**Task material**:
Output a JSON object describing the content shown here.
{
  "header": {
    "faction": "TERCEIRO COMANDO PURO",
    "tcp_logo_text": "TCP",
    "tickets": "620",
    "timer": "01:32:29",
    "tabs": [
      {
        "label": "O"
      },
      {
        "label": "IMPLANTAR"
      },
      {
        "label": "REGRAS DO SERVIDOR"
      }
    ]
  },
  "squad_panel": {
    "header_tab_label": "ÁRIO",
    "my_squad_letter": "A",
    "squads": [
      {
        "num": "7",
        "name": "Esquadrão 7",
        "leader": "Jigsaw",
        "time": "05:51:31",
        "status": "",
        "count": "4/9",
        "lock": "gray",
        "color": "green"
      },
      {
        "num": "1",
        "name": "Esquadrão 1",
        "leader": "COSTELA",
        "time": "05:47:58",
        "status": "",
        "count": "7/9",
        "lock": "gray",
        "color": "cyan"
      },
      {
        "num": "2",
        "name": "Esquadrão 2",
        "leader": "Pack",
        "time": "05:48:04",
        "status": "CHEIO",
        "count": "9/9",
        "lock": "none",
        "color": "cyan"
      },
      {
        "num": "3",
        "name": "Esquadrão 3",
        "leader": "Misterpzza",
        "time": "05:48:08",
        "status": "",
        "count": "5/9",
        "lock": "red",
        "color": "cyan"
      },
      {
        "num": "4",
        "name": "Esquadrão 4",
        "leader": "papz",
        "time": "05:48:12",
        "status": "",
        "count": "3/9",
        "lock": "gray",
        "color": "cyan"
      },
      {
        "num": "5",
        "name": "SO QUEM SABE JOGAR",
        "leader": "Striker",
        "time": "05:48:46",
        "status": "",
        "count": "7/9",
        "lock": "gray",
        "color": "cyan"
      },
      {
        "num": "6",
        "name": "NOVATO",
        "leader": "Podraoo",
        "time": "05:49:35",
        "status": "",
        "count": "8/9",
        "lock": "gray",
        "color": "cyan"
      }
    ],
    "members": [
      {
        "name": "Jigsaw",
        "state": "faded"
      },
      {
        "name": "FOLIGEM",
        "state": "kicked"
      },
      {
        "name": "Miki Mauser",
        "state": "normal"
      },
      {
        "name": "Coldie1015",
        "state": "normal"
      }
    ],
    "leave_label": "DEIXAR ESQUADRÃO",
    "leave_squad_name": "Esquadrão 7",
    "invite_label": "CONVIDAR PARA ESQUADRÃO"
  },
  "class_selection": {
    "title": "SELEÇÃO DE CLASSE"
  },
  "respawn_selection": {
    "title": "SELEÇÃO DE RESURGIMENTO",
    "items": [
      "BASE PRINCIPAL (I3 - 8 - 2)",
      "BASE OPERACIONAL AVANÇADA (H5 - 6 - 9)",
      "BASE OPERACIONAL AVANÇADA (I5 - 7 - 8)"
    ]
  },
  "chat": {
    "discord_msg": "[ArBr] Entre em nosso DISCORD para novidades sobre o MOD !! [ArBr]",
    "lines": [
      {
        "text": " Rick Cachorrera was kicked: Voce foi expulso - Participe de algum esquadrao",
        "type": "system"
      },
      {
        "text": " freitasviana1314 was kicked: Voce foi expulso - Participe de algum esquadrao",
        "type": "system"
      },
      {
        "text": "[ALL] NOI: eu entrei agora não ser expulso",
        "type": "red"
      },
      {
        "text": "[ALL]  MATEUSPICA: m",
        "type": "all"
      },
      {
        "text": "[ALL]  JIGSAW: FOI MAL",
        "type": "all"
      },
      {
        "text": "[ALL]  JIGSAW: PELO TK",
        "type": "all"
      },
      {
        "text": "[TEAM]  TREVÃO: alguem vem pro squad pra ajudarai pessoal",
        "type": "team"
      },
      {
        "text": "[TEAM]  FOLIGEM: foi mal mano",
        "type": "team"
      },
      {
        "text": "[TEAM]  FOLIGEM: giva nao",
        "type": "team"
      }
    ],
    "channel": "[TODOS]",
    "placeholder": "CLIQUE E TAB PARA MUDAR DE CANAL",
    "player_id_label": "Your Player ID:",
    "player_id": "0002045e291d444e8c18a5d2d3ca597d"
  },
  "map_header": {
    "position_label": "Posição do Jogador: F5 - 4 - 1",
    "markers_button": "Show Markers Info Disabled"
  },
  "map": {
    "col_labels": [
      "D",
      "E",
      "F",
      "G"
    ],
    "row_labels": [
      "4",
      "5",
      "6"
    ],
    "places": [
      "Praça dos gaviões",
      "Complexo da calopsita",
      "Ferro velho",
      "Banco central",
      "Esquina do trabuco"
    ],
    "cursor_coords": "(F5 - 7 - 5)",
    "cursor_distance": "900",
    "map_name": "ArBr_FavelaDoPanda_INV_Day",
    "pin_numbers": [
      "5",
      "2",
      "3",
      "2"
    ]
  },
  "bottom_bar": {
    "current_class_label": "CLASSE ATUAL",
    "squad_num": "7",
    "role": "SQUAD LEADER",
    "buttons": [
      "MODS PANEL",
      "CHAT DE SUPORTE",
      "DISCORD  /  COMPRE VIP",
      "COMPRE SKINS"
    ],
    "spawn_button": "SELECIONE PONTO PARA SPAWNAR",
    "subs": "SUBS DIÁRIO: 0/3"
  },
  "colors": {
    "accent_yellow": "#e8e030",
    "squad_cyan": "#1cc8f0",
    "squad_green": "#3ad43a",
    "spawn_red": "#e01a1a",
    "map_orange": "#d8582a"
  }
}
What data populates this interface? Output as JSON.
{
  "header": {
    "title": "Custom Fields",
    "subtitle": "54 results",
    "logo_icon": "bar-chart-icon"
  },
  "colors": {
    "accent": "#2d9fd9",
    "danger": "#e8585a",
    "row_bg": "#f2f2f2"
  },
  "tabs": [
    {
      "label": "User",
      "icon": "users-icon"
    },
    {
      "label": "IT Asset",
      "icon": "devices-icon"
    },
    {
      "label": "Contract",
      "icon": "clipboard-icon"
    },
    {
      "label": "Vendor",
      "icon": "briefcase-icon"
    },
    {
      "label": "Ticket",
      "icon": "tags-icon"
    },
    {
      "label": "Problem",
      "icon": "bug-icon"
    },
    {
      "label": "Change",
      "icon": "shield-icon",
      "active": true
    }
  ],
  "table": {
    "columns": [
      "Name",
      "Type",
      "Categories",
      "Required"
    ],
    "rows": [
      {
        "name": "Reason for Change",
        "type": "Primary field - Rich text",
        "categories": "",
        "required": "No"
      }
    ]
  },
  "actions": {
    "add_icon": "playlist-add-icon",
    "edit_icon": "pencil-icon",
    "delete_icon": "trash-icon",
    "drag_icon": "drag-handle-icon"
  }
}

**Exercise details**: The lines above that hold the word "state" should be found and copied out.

**Result**:
        "state": "faded"
        "state": "kicked"
        "state": "normal"
        "state": "normal"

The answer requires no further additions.